Activity
Print the following entries without any change.

Supplied entries
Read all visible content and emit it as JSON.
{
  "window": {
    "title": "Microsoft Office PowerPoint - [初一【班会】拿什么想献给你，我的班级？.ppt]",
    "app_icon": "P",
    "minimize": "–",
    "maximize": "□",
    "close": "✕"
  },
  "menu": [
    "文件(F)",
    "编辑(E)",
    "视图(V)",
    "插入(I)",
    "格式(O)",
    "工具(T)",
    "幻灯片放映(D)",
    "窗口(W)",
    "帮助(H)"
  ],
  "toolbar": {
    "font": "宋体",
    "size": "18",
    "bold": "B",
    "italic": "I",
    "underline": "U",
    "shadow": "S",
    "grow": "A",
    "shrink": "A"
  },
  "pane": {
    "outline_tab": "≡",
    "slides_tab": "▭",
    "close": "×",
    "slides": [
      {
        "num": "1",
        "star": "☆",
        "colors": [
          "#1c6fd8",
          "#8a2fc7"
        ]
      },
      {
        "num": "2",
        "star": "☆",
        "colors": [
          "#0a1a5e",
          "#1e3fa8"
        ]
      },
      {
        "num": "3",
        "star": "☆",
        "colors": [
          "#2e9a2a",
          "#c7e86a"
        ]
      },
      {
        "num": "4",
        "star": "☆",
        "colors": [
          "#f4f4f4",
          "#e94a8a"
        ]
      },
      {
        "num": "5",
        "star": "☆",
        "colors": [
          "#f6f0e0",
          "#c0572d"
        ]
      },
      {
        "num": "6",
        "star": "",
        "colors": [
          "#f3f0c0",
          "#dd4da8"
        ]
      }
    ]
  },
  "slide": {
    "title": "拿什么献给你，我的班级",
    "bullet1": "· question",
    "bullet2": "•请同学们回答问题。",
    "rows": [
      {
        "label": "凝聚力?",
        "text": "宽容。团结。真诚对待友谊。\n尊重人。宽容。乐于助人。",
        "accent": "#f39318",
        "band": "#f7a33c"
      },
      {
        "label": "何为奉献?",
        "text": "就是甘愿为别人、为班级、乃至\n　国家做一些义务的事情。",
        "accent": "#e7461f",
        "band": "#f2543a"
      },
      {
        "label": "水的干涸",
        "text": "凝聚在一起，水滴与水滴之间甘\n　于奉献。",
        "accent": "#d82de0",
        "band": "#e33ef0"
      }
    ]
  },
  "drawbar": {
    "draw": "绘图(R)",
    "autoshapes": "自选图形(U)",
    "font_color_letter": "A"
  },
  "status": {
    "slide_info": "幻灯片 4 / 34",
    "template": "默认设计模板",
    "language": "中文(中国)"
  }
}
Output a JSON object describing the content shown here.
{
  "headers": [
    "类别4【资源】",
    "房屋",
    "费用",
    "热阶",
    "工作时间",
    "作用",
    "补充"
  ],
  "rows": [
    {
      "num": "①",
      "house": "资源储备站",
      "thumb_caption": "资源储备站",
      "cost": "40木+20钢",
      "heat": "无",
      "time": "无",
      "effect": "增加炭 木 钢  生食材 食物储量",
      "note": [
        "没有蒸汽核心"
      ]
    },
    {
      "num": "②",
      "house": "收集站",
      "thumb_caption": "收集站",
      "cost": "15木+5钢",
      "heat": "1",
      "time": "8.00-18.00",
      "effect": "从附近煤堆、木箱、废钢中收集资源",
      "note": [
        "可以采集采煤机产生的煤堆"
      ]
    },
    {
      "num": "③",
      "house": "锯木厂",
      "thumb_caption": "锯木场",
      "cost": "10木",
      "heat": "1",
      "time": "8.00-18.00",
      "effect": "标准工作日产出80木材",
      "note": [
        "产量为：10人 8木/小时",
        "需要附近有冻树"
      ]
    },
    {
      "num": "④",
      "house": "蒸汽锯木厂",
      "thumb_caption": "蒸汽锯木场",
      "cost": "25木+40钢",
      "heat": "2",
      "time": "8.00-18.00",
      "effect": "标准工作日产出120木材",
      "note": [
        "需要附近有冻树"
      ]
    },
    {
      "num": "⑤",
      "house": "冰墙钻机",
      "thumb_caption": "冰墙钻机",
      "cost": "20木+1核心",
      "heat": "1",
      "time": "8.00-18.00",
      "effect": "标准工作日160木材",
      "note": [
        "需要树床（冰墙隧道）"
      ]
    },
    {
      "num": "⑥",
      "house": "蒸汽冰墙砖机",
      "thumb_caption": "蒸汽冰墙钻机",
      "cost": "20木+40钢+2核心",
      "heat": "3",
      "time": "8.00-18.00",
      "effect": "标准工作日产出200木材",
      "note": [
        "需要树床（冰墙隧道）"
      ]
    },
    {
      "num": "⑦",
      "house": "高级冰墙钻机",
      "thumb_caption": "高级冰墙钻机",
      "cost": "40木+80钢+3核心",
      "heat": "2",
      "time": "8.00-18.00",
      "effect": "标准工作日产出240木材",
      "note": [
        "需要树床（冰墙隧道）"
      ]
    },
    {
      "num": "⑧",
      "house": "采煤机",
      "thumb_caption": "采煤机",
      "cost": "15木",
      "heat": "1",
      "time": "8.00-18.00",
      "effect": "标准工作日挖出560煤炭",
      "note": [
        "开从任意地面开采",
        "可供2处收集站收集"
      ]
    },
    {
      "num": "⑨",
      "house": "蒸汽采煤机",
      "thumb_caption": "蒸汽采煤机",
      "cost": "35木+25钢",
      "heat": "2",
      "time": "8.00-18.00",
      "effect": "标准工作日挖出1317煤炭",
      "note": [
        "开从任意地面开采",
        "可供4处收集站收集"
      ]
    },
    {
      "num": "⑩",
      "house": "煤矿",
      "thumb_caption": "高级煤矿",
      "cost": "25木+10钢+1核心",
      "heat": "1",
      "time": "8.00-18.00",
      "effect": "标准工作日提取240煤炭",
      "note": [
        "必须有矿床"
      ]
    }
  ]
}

Solution
Read all visible content and emit it as JSON.
{
  "window": {
    "title": "Microsoft Office PowerPoint - [初一【班会】拿什么想献给你，我的班级？.ppt]",
    "app_icon": "P",
    "minimize": "–",
    "maximize": "□",
    "close": "✕"
  },
  "menu": [
    "文件(F)",
    "编辑(E)",
    "视图(V)",
    "插入(I)",
    "格式(O)",
    "工具(T)",
    "幻灯片放映(D)",
    "窗口(W)",
    "帮助(H)"
  ],
  "toolbar": {
    "font": "宋体",
    "size": "18",
    "bold": "B",
    "italic": "I",
    "underline": "U",
    "shadow": "S",
    "grow": "A",
    "shrink": "A"
  },
  "pane": {
    "outline_tab": "≡",
    "slides_tab": "▭",
    "close": "×",
    "slides": [
      {
        "num": "1",
        "star": "☆",
        "colors": [
          "#1c6fd8",
          "#8a2fc7"
        ]
      },
      {
        "num": "2",
        "star": "☆",
        "colors": [
          "#0a1a5e",
          "#1e3fa8"
        ]
      },
      {
        "num": "3",
        "star": "☆",
        "colors": [
          "#2e9a2a",
          "#c7e86a"
        ]
      },
      {
        "num": "4",
        "star": "☆",
        "colors": [
          "#f4f4f4",
          "#e94a8a"
        ]
      },
      {
        "num": "5",
        "star": "☆",
        "colors": [
          "#f6f0e0",
          "#c0572d"
        ]
      },
      {
        "num": "6",
        "star": "",
        "colors": [
          "#f3f0c0",
          "#dd4da8"
        ]
      }
    ]
  },
  "slide": {
    "title": "拿什么献给你，我的班级",
    "bullet1": "· question",
    "bullet2": "•请同学们回答问题。",
    "rows": [
      {
        "label": "凝聚力?",
        "text": "宽容。团结。真诚对待友谊。\n尊重人。宽容。乐于助人。",
        "accent": "#f39318",
        "band": "#f7a33c"
      },
      {
        "label": "何为奉献?",
        "text": "就是甘愿为别人、为班级、乃至\n　国家做一些义务的事情。",
        "accent": "#e7461f",
        "band": "#f2543a"
      },
      {
        "label": "水的干涸",
        "text": "凝聚在一起，水滴与水滴之间甘\n　于奉献。",
        "accent": "#d82de0",
        "band": "#e33ef0"
      }
    ]
  },
  "drawbar": {
    "draw": "绘图(R)",
    "autoshapes": "自选图形(U)",
    "font_color_letter": "A"
  },
  "status": {
    "slide_info": "幻灯片 4 / 34",
    "template": "默认设计模板",
    "language": "中文(中国)"
  }
}
Output a JSON object describing the content shown here.
{
  "headers": [
    "类别4【资源】",
    "房屋",
    "费用",
    "热阶",
    "工作时间",
    "作用",
    "补充"
  ],
  "rows": [
    {
      "num": "①",
      "house": "资源储备站",
      "thumb_caption": "资源储备站",
      "cost": "40木+20钢",
      "heat": "无",
      "time": "无",
      "effect": "增加炭 木 钢  生食材 食物储量",
      "note": [
        "没有蒸汽核心"
      ]
    },
    {
      "num": "②",
      "house": "收集站",
      "thumb_caption": "收集站",
      "cost": "15木+5钢",
      "heat": "1",
      "time": "8.00-18.00",
      "effect": "从附近煤堆、木箱、废钢中收集资源",
      "note": [
        "可以采集采煤机产生的煤堆"
      ]
    },
    {
      "num": "③",
      "house": "锯木厂",
      "thumb_caption": "锯木场",
      "cost": "10木",
      "heat": "1",
      "time": "8.00-18.00",
      "effect": "标准工作日产出80木材",
      "note": [
        "产量为：10人 8木/小时",
        "需要附近有冻树"
      ]
    },
    {
      "num": "④",
      "house": "蒸汽锯木厂",
      "thumb_caption": "蒸汽锯木场",
      "cost": "25木+40钢",
      "heat": "2",
      "time": "8.00-18.00",
      "effect": "标准工作日产出120木材",
      "note": [
        "需要附近有冻树"
      ]
    },
    {
      "num": "⑤",
      "house": "冰墙钻机",
      "thumb_caption": "冰墙钻机",
      "cost": "20木+1核心",
      "heat": "1",
      "time": "8.00-18.00",
      "effect": "标准工作日160木材",
      "note": [
        "需要树床（冰墙隧道）"
      ]
    },
    {
      "num": "⑥",
      "house": "蒸汽冰墙砖机",
      "thumb_caption": "蒸汽冰墙钻机",
      "cost": "20木+40钢+2核心",
      "heat": "3",
      "time": "8.00-18.00",
      "effect": "标准工作日产出200木材",
      "note": [
        "需要树床（冰墙隧道）"
      ]
    },
    {
      "num": "⑦",
      "house": "高级冰墙钻机",
      "thumb_caption": "高级冰墙钻机",
      "cost": "40木+80钢+3核心",
      "heat": "2",
      "time": "8.00-18.00",
      "effect": "标准工作日产出240木材",
      "note": [
        "需要树床（冰墙隧道）"
      ]
    },
    {
      "num": "⑧",
      "house": "采煤机",
      "thumb_caption": "采煤机",
      "cost": "15木",
      "heat": "1",
      "time": "8.00-18.00",
      "effect": "标准工作日挖出560煤炭",
      "note": [
        "开从任意地面开采",
        "可供2处收集站收集"
      ]
    },
    {
      "num": "⑨",
      "house": "蒸汽采煤机",
      "thumb_caption": "蒸汽采煤机",
      "cost": "35木+25钢",
      "heat": "2",
      "time": "8.00-18.00",
      "effect": "标准工作日挖出1317煤炭",
      "note": [
        "开从任意地面开采",
        "可供4处收集站收集"
      ]
    },
    {
      "num": "⑩",
      "house": "煤矿",
      "thumb_caption": "高级煤矿",
      "cost": "25木+10钢+1核心",
      "heat": "1",
      "time": "8.00-18.00",
      "effect": "标准工作日提取240煤炭",
      "note": [
        "必须有矿床"
      ]
    }
  ]
}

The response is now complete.